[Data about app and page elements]

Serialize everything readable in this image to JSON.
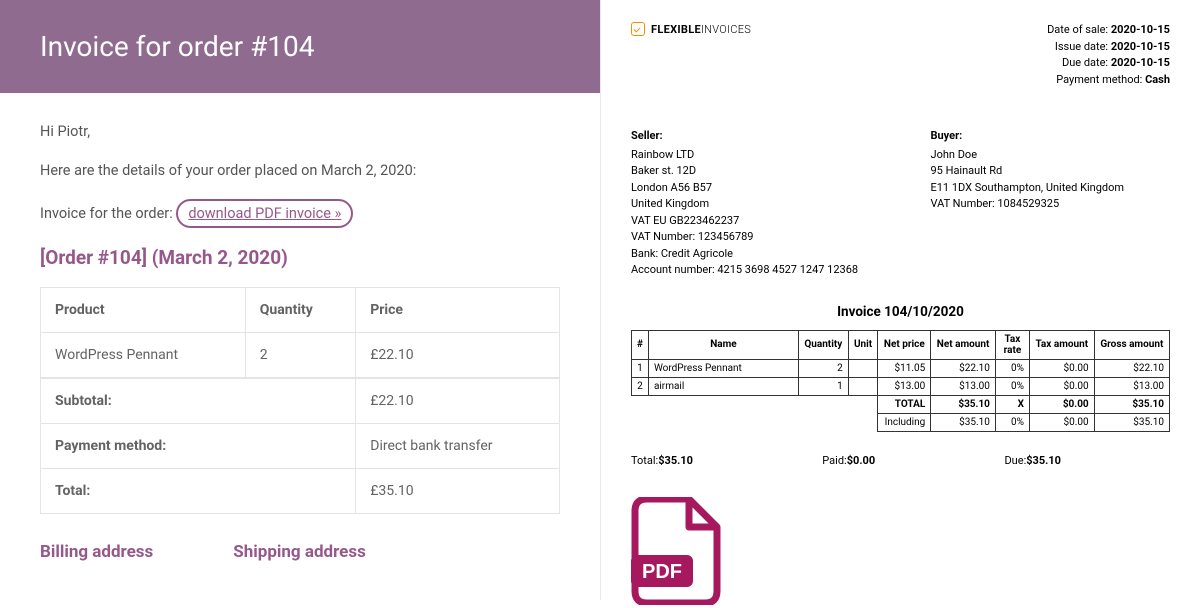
{
  "email": {
    "banner_title": "Invoice for order #104",
    "greeting": "Hi Piotr,",
    "details_line": "Here are the details of your order placed on March 2, 2020:",
    "invoice_for_order_prefix": "Invoice for the order: ",
    "download_link": "download PDF invoice »",
    "order_heading": "[Order #104] (March 2, 2020)",
    "table": {
      "headers": {
        "product": "Product",
        "quantity": "Quantity",
        "price": "Price"
      },
      "row1": {
        "product": "WordPress Pennant",
        "quantity": "2",
        "price": "£22.10"
      },
      "subtotal_label": "Subtotal:",
      "subtotal_value": "£22.10",
      "payment_label": "Payment method:",
      "payment_value": "Direct bank transfer",
      "total_label": "Total:",
      "total_value": "£35.10"
    },
    "billing_heading": "Billing address",
    "shipping_heading": "Shipping address"
  },
  "invoice": {
    "brand_strong": "FLEXIBLE",
    "brand_rest": "INVOICES",
    "meta": {
      "sale_label": "Date of sale: ",
      "sale_value": "2020-10-15",
      "issue_label": "Issue date: ",
      "issue_value": "2020-10-15",
      "due_label": "Due date: ",
      "due_value": "2020-10-15",
      "payment_label": "Payment method: ",
      "payment_value": "Cash"
    },
    "seller": {
      "title": "Seller:",
      "name": "Rainbow LTD",
      "line1": "Baker st. 12D",
      "line2": "London A56 B57",
      "line3": "United Kingdom",
      "vat_eu": "VAT EU GB223462237",
      "vat_no": "VAT Number: 123456789",
      "bank": "Bank: Credit Agricole",
      "account": "Account number: 4215 3698 4527 1247 12368"
    },
    "buyer": {
      "title": "Buyer:",
      "name": "John Doe",
      "line1": "95 Hainault Rd",
      "line2": "E11 1DX Southampton, United Kingdom",
      "vat_no": "VAT Number: 1084529325"
    },
    "title": "Invoice 104/10/2020",
    "headers": {
      "no": "#",
      "name": "Name",
      "qty": "Quantity",
      "unit": "Unit",
      "net_price": "Net price",
      "net_amount": "Net amount",
      "tax_rate": "Tax rate",
      "tax_amount": "Tax amount",
      "gross": "Gross amount"
    },
    "rows": {
      "r1": {
        "no": "1",
        "name": "WordPress Pennant",
        "qty": "2",
        "unit": "",
        "net_price": "$11.05",
        "net_amount": "$22.10",
        "tax_rate": "0%",
        "tax_amount": "$0.00",
        "gross": "$22.10"
      },
      "r2": {
        "no": "2",
        "name": "airmail",
        "qty": "1",
        "unit": "",
        "net_price": "$13.00",
        "net_amount": "$13.00",
        "tax_rate": "0%",
        "tax_amount": "$0.00",
        "gross": "$13.00"
      }
    },
    "sum": {
      "total_label": "TOTAL",
      "total_net": "$35.10",
      "total_tax_rate": "X",
      "total_tax": "$0.00",
      "total_gross": "$35.10",
      "incl_label": "Including",
      "incl_net": "$35.10",
      "incl_rate": "0%",
      "incl_tax": "$0.00",
      "incl_gross": "$35.10"
    },
    "footer": {
      "total_label": "Total:",
      "total_value": "$35.10",
      "paid_label": "Paid:",
      "paid_value": "$0.00",
      "due_label": "Due:",
      "due_value": "$35.10"
    },
    "pdf_label": "PDF"
  }
}
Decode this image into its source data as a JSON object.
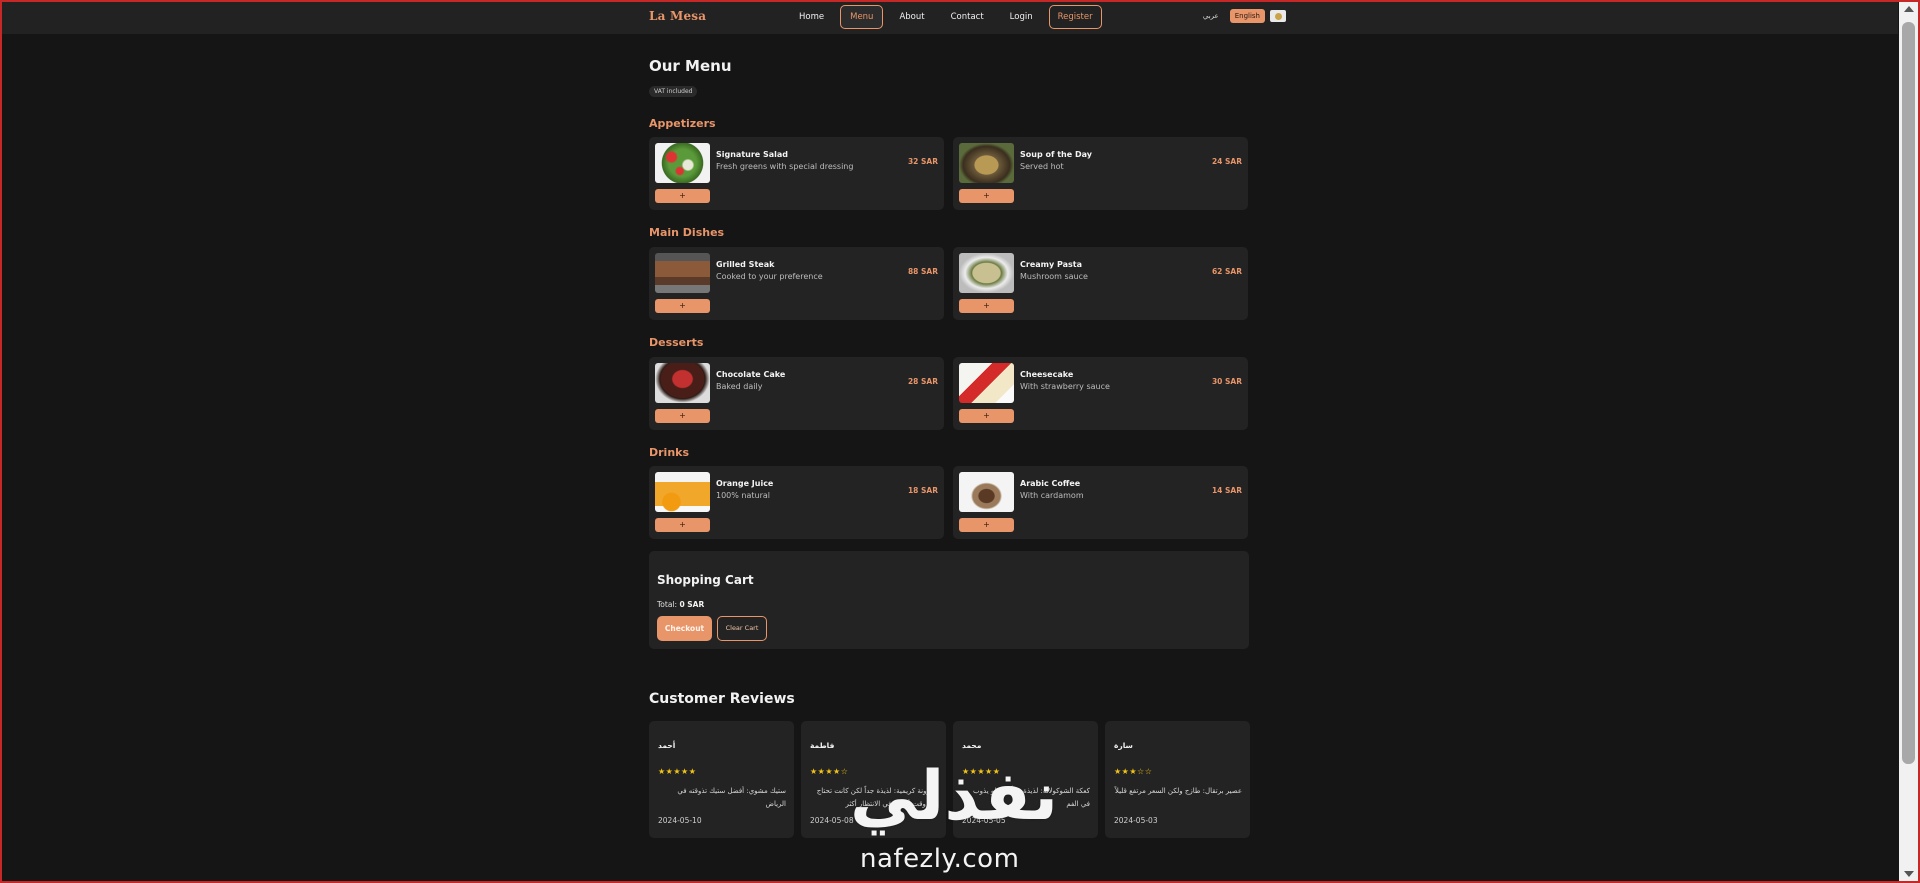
{
  "brand": "La Mesa",
  "nav": {
    "home": "Home",
    "menu": "Menu",
    "about": "About",
    "contact": "Contact",
    "login": "Login",
    "register": "Register"
  },
  "lang": {
    "arabic": "عربي",
    "english": "English"
  },
  "menu": {
    "title": "Our Menu",
    "vat_badge": "VAT included",
    "add_label": "+",
    "categories": [
      {
        "title": "Appetizers",
        "items": [
          {
            "name": "Signature Salad",
            "desc": "Fresh greens with special dressing",
            "price": "32 SAR"
          },
          {
            "name": "Soup of the Day",
            "desc": "Served hot",
            "price": "24 SAR"
          }
        ]
      },
      {
        "title": "Main Dishes",
        "items": [
          {
            "name": "Grilled Steak",
            "desc": "Cooked to your preference",
            "price": "88 SAR"
          },
          {
            "name": "Creamy Pasta",
            "desc": "Mushroom sauce",
            "price": "62 SAR"
          }
        ]
      },
      {
        "title": "Desserts",
        "items": [
          {
            "name": "Chocolate Cake",
            "desc": "Baked daily",
            "price": "28 SAR"
          },
          {
            "name": "Cheesecake",
            "desc": "With strawberry sauce",
            "price": "30 SAR"
          }
        ]
      },
      {
        "title": "Drinks",
        "items": [
          {
            "name": "Orange Juice",
            "desc": "100% natural",
            "price": "18 SAR"
          },
          {
            "name": "Arabic Coffee",
            "desc": "With cardamom",
            "price": "14 SAR"
          }
        ]
      }
    ]
  },
  "cart": {
    "title": "Shopping Cart",
    "total_label": "Total:",
    "total_value": "0 SAR",
    "checkout": "Checkout",
    "clear": "Clear Cart"
  },
  "reviews": {
    "title": "Customer Reviews",
    "items": [
      {
        "name": "أحمد",
        "stars": "★★★★★",
        "text": "ستيك مشوي: أفضل ستيك تذوقته في الرياض",
        "date": "2024-05-10"
      },
      {
        "name": "فاطمة",
        "stars": "★★★★☆",
        "text": "مكرونة كريمية: لذيذة جداً لكن كانت تحتاج إلى وقت أطول في الانتظار أكثر",
        "date": "2024-05-08"
      },
      {
        "name": "محمد",
        "stars": "★★★★★",
        "text": "كعكة الشوكولاتة: لذيذة جداً والحلو يذوب في الفم",
        "date": "2024-05-05"
      },
      {
        "name": "سارة",
        "stars": "★★★☆☆",
        "text": "عصير برتقال: طازج ولكن السعر مرتفع قليلاً",
        "date": "2024-05-03"
      }
    ]
  },
  "watermark": {
    "logo": "نفذلي",
    "url": "nafezly.com"
  },
  "colors": {
    "accent": "#e8956a",
    "background": "#151515",
    "card": "#232323",
    "star": "#f3c316"
  }
}
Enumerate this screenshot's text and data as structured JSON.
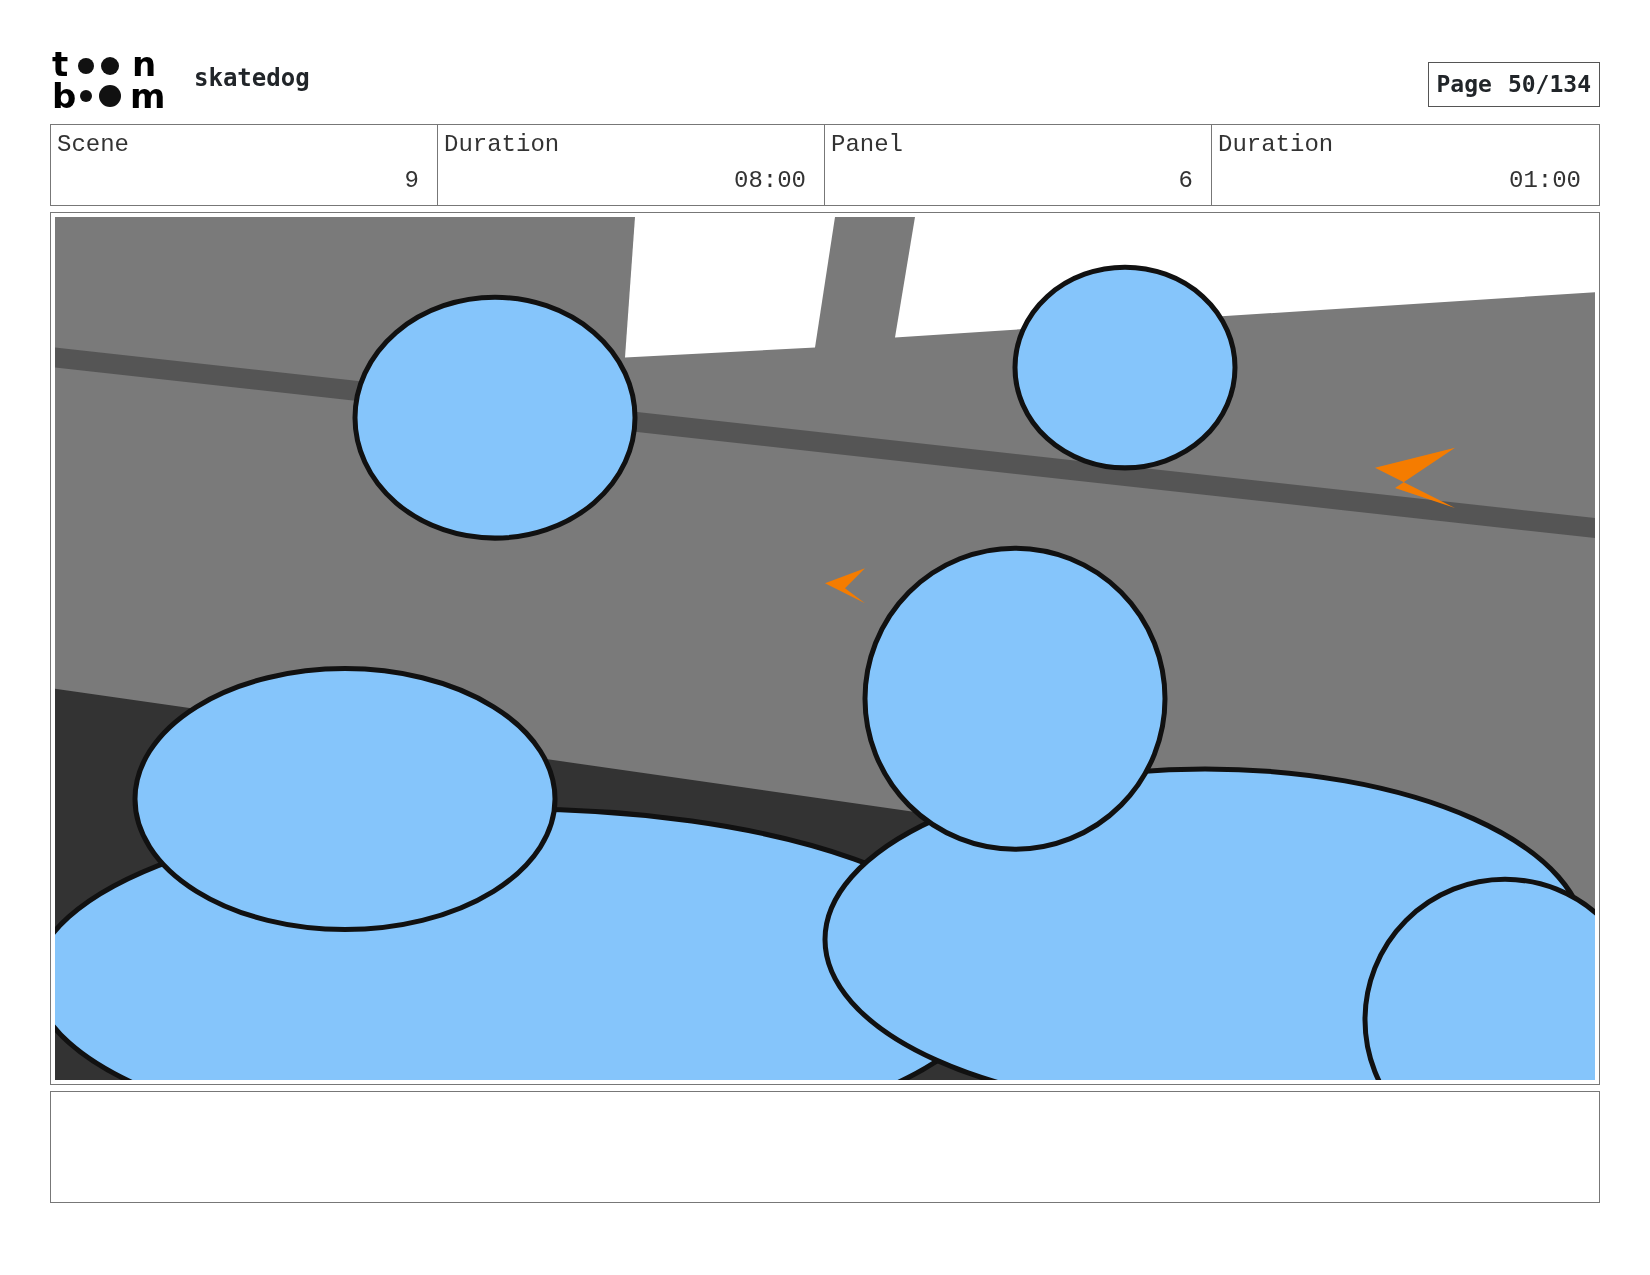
{
  "logo": {
    "letters": [
      "t",
      "n",
      "b",
      "m"
    ]
  },
  "project": "skatedog",
  "page": {
    "label": "Page",
    "value": "50/134"
  },
  "fields": [
    {
      "label": "Scene",
      "value": "9"
    },
    {
      "label": "Duration",
      "value": "08:00"
    },
    {
      "label": "Panel",
      "value": "6"
    },
    {
      "label": "Duration",
      "value": "01:00"
    }
  ]
}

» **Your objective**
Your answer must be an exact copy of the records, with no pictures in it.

» **Task output**
Serialize everything readable in this image to JSON.
{
  "email": {
    "banner_title": "Invoice for order #104",
    "greeting": "Hi Piotr,",
    "details_line": "Here are the details of your order placed on March 2, 2020:",
    "invoice_for_order_prefix": "Invoice for the order: ",
    "download_link": "download PDF invoice »",
    "order_heading": "[Order #104] (March 2, 2020)",
    "table": {
      "headers": {
        "product": "Product",
        "quantity": "Quantity",
        "price": "Price"
      },
      "row1": {
        "product": "WordPress Pennant",
        "quantity": "2",
        "price": "£22.10"
      },
      "subtotal_label": "Subtotal:",
      "subtotal_value": "£22.10",
      "payment_label": "Payment method:",
      "payment_value": "Direct bank transfer",
      "total_label": "Total:",
      "total_value": "£35.10"
    },
    "billing_heading": "Billing address",
    "shipping_heading": "Shipping address"
  },
  "invoice": {
    "brand_strong": "FLEXIBLE",
    "brand_rest": "INVOICES",
    "meta": {
      "sale_label": "Date of sale: ",
      "sale_value": "2020-10-15",
      "issue_label": "Issue date: ",
      "issue_value": "2020-10-15",
      "due_label": "Due date: ",
      "due_value": "2020-10-15",
      "payment_label": "Payment method: ",
      "payment_value": "Cash"
    },
    "seller": {
      "title": "Seller:",
      "name": "Rainbow LTD",
      "line1": "Baker st. 12D",
      "line2": "London A56 B57",
      "line3": "United Kingdom",
      "vat_eu": "VAT EU GB223462237",
      "vat_no": "VAT Number: 123456789",
      "bank": "Bank: Credit Agricole",
      "account": "Account number: 4215 3698 4527 1247 12368"
    },
    "buyer": {
      "title": "Buyer:",
      "name": "John Doe",
      "line1": "95 Hainault Rd",
      "line2": "E11 1DX Southampton, United Kingdom",
      "vat_no": "VAT Number: 1084529325"
    },
    "title": "Invoice 104/10/2020",
    "headers": {
      "no": "#",
      "name": "Name",
      "qty": "Quantity",
      "unit": "Unit",
      "net_price": "Net price",
      "net_amount": "Net amount",
      "tax_rate": "Tax rate",
      "tax_amount": "Tax amount",
      "gross": "Gross amount"
    },
    "rows": {
      "r1": {
        "no": "1",
        "name": "WordPress Pennant",
        "qty": "2",
        "unit": "",
        "net_price": "$11.05",
        "net_amount": "$22.10",
        "tax_rate": "0%",
        "tax_amount": "$0.00",
        "gross": "$22.10"
      },
      "r2": {
        "no": "2",
        "name": "airmail",
        "qty": "1",
        "unit": "",
        "net_price": "$13.00",
        "net_amount": "$13.00",
        "tax_rate": "0%",
        "tax_amount": "$0.00",
        "gross": "$13.00"
      }
    },
    "sum": {
      "total_label": "TOTAL",
      "total_net": "$35.10",
      "total_tax_rate": "X",
      "total_tax": "$0.00",
      "total_gross": "$35.10",
      "incl_label": "Including",
      "incl_net": "$35.10",
      "incl_rate": "0%",
      "incl_tax": "$0.00",
      "incl_gross": "$35.10"
    },
    "footer": {
      "total_label": "Total:",
      "total_value": "$35.10",
      "paid_label": "Paid:",
      "paid_value": "$0.00",
      "due_label": "Due:",
      "due_value": "$35.10"
    },
    "pdf_label": "PDF"
  }
}
Decode this image into its source data as a JSON object.
{
  "brand": "La Mesa",
  "nav": {
    "home": "Home",
    "menu": "Menu",
    "about": "About",
    "contact": "Contact",
    "login": "Login",
    "register": "Register"
  },
  "lang": {
    "arabic": "عربي",
    "english": "English"
  },
  "menu": {
    "title": "Our Menu",
    "vat_badge": "VAT included",
    "add_label": "+",
    "categories": [
      {
        "title": "Appetizers",
        "items": [
          {
            "name": "Signature Salad",
            "desc": "Fresh greens with special dressing",
            "price": "32 SAR"
          },
          {
            "name": "Soup of the Day",
            "desc": "Served hot",
            "price": "24 SAR"
          }
        ]
      },
      {
        "title": "Main Dishes",
        "items": [
          {
            "name": "Grilled Steak",
            "desc": "Cooked to your preference",
            "price": "88 SAR"
          },
          {
            "name": "Creamy Pasta",
            "desc": "Mushroom sauce",
            "price": "62 SAR"
          }
        ]
      },
      {
        "title": "Desserts",
        "items": [
          {
            "name": "Chocolate Cake",
            "desc": "Baked daily",
            "price": "28 SAR"
          },
          {
            "name": "Cheesecake",
            "desc": "With strawberry sauce",
            "price": "30 SAR"
          }
        ]
      },
      {
        "title": "Drinks",
        "items": [
          {
            "name": "Orange Juice",
            "desc": "100% natural",
            "price": "18 SAR"
          },
          {
            "name": "Arabic Coffee",
            "desc": "With cardamom",
            "price": "14 SAR"
          }
        ]
      }
    ]
  },
  "cart": {
    "title": "Shopping Cart",
    "total_label": "Total:",
    "total_value": "0 SAR",
    "checkout": "Checkout",
    "clear": "Clear Cart"
  },
  "reviews": {
    "title": "Customer Reviews",
    "items": [
      {
        "name": "أحمد",
        "stars": "★★★★★",
        "text": "ستيك مشوي: أفضل ستيك تذوقته في الرياض",
        "date": "2024-05-10"
      },
      {
        "name": "فاطمة",
        "stars": "★★★★☆",
        "text": "مكرونة كريمية: لذيذة جداً لكن كانت تحتاج إلى وقت أطول في الانتظار أكثر",
        "date": "2024-05-08"
      },
      {
        "name": "محمد",
        "stars": "★★★★★",
        "text": "كعكة الشوكولاتة: لذيذة جداً والحلو يذوب في الفم",
        "date": "2024-05-05"
      },
      {
        "name": "سارة",
        "stars": "★★★☆☆",
        "text": "عصير برتقال: طازج ولكن السعر مرتفع قليلاً",
        "date": "2024-05-03"
      }
    ]
  },
  "watermark": {
    "logo": "نفذلي",
    "url": "nafezly.com"
  },
  "colors": {
    "accent": "#e8956a",
    "background": "#151515",
    "card": "#232323",
    "star": "#f3c316"
  }
}
Enumerate this screenshot's text and data as structured JSON.
{
  "logo": {
    "letters": [
      "t",
      "n",
      "b",
      "m"
    ]
  },
  "project": "skatedog",
  "page": {
    "label": "Page",
    "value": "50/134"
  },
  "fields": [
    {
      "label": "Scene",
      "value": "9"
    },
    {
      "label": "Duration",
      "value": "08:00"
    },
    {
      "label": "Panel",
      "value": "6"
    },
    {
      "label": "Duration",
      "value": "01:00"
    }
  ]
}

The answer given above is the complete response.